Search the data for the word "JSON" and copy every line where it occurs.

# # #

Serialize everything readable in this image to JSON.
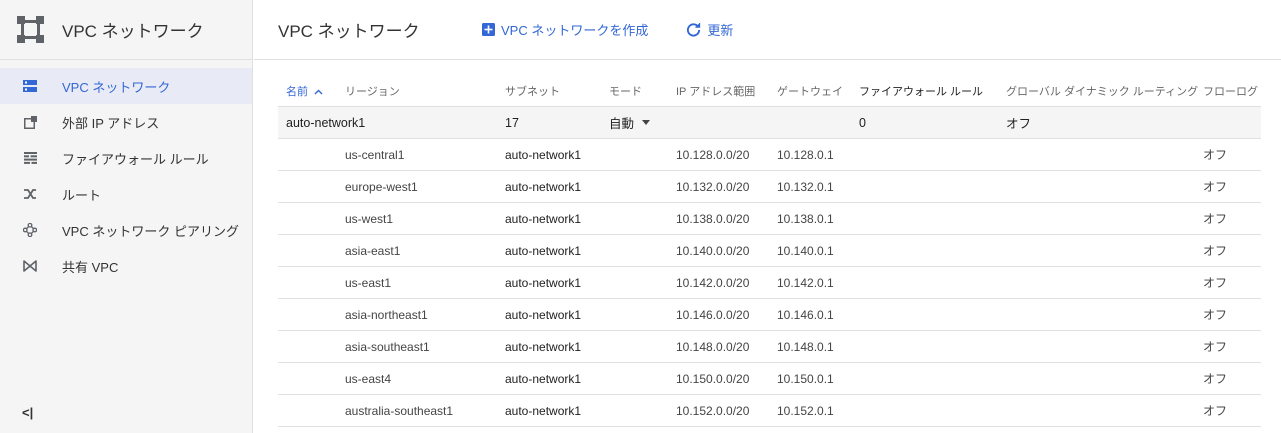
{
  "sidebar": {
    "title": "VPC ネットワーク",
    "items": [
      {
        "label": "VPC ネットワーク",
        "icon": "vpc-network-icon",
        "active": true
      },
      {
        "label": "外部 IP アドレス",
        "icon": "external-ip-icon",
        "active": false
      },
      {
        "label": "ファイアウォール ルール",
        "icon": "firewall-icon",
        "active": false
      },
      {
        "label": "ルート",
        "icon": "route-icon",
        "active": false
      },
      {
        "label": "VPC ネットワーク ピアリング",
        "icon": "peering-icon",
        "active": false
      },
      {
        "label": "共有 VPC",
        "icon": "shared-vpc-icon",
        "active": false
      }
    ],
    "collapse_label": "<|"
  },
  "header": {
    "title": "VPC ネットワーク",
    "create_label": "VPC ネットワークを作成",
    "refresh_label": "更新"
  },
  "table": {
    "columns": [
      "名前",
      "リージョン",
      "サブネット",
      "モード",
      "IP アドレス範囲",
      "ゲートウェイ",
      "ファイアウォール ルール",
      "グローバル ダイナミック ルーティング",
      "フローログ"
    ],
    "sort_indicator": "^",
    "network": {
      "name": "auto-network1",
      "subnet_count": "17",
      "mode": "自動",
      "firewall_rules": "0",
      "global_dynamic_routing": "オフ"
    },
    "rows": [
      {
        "region": "us-central1",
        "subnet": "auto-network1",
        "ip_range": "10.128.0.0/20",
        "gateway": "10.128.0.1",
        "flow_logs": "オフ"
      },
      {
        "region": "europe-west1",
        "subnet": "auto-network1",
        "ip_range": "10.132.0.0/20",
        "gateway": "10.132.0.1",
        "flow_logs": "オフ"
      },
      {
        "region": "us-west1",
        "subnet": "auto-network1",
        "ip_range": "10.138.0.0/20",
        "gateway": "10.138.0.1",
        "flow_logs": "オフ"
      },
      {
        "region": "asia-east1",
        "subnet": "auto-network1",
        "ip_range": "10.140.0.0/20",
        "gateway": "10.140.0.1",
        "flow_logs": "オフ"
      },
      {
        "region": "us-east1",
        "subnet": "auto-network1",
        "ip_range": "10.142.0.0/20",
        "gateway": "10.142.0.1",
        "flow_logs": "オフ"
      },
      {
        "region": "asia-northeast1",
        "subnet": "auto-network1",
        "ip_range": "10.146.0.0/20",
        "gateway": "10.146.0.1",
        "flow_logs": "オフ"
      },
      {
        "region": "asia-southeast1",
        "subnet": "auto-network1",
        "ip_range": "10.148.0.0/20",
        "gateway": "10.148.0.1",
        "flow_logs": "オフ"
      },
      {
        "region": "us-east4",
        "subnet": "auto-network1",
        "ip_range": "10.150.0.0/20",
        "gateway": "10.150.0.1",
        "flow_logs": "オフ"
      },
      {
        "region": "australia-southeast1",
        "subnet": "auto-network1",
        "ip_range": "10.152.0.0/20",
        "gateway": "10.152.0.1",
        "flow_logs": "オフ"
      }
    ]
  },
  "colors": {
    "accent": "#3367d6",
    "active_bg": "#e8eaf6",
    "sidebar_bg": "#f5f5f5"
  }
}
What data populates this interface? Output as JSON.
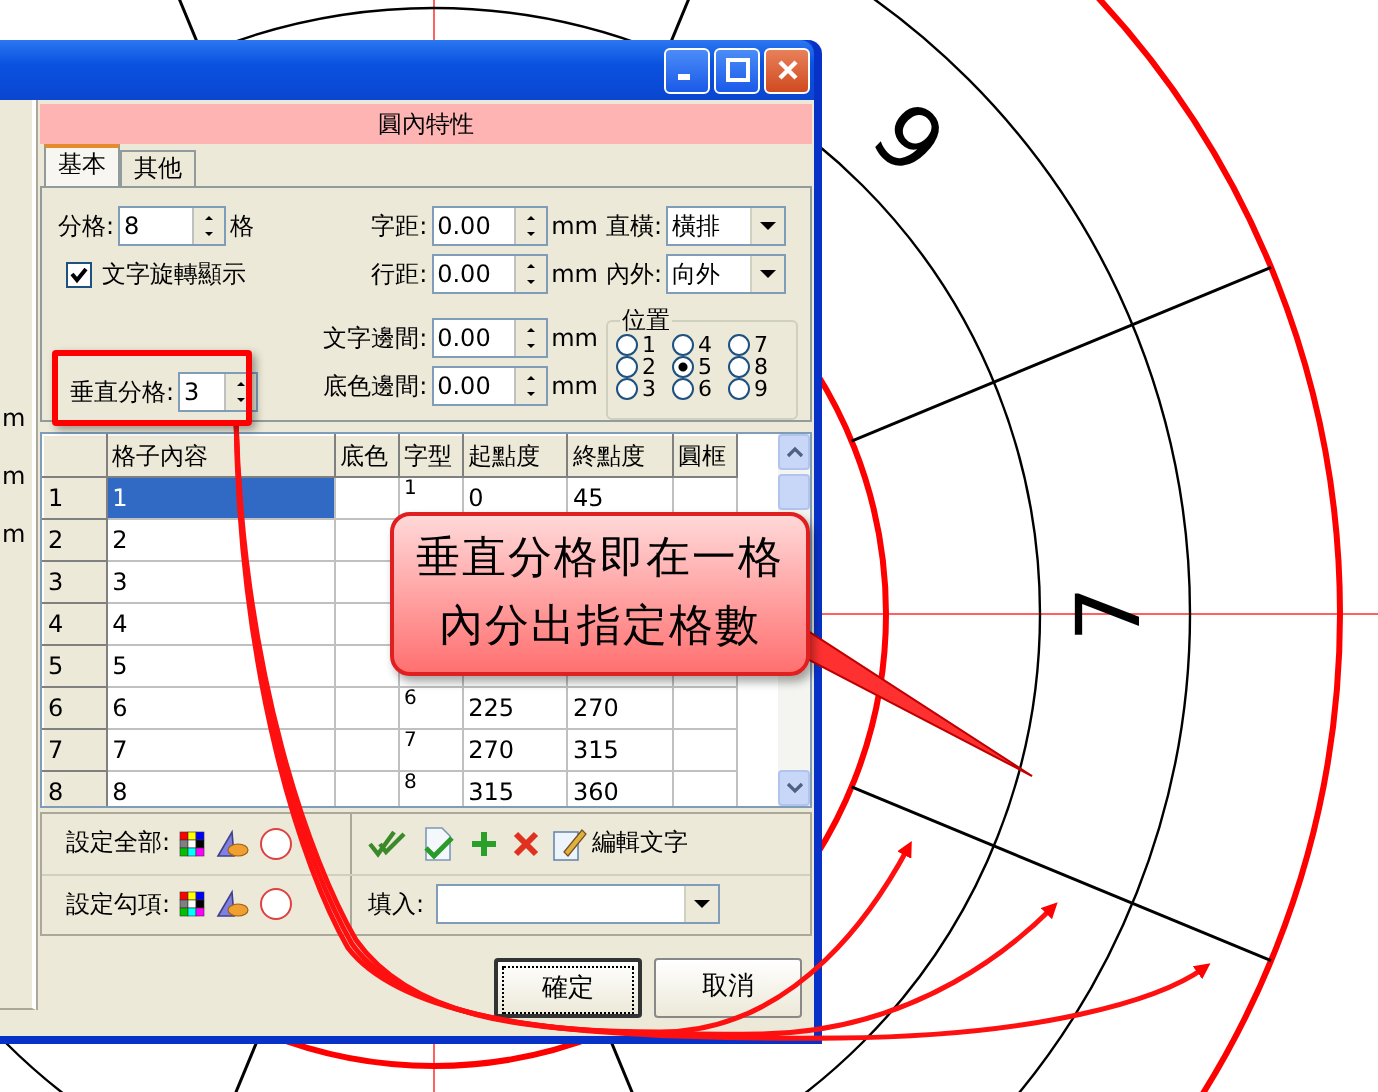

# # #

Response
Serialize everything readable in this image to JSON.
What data populates this interface? Output as JSON.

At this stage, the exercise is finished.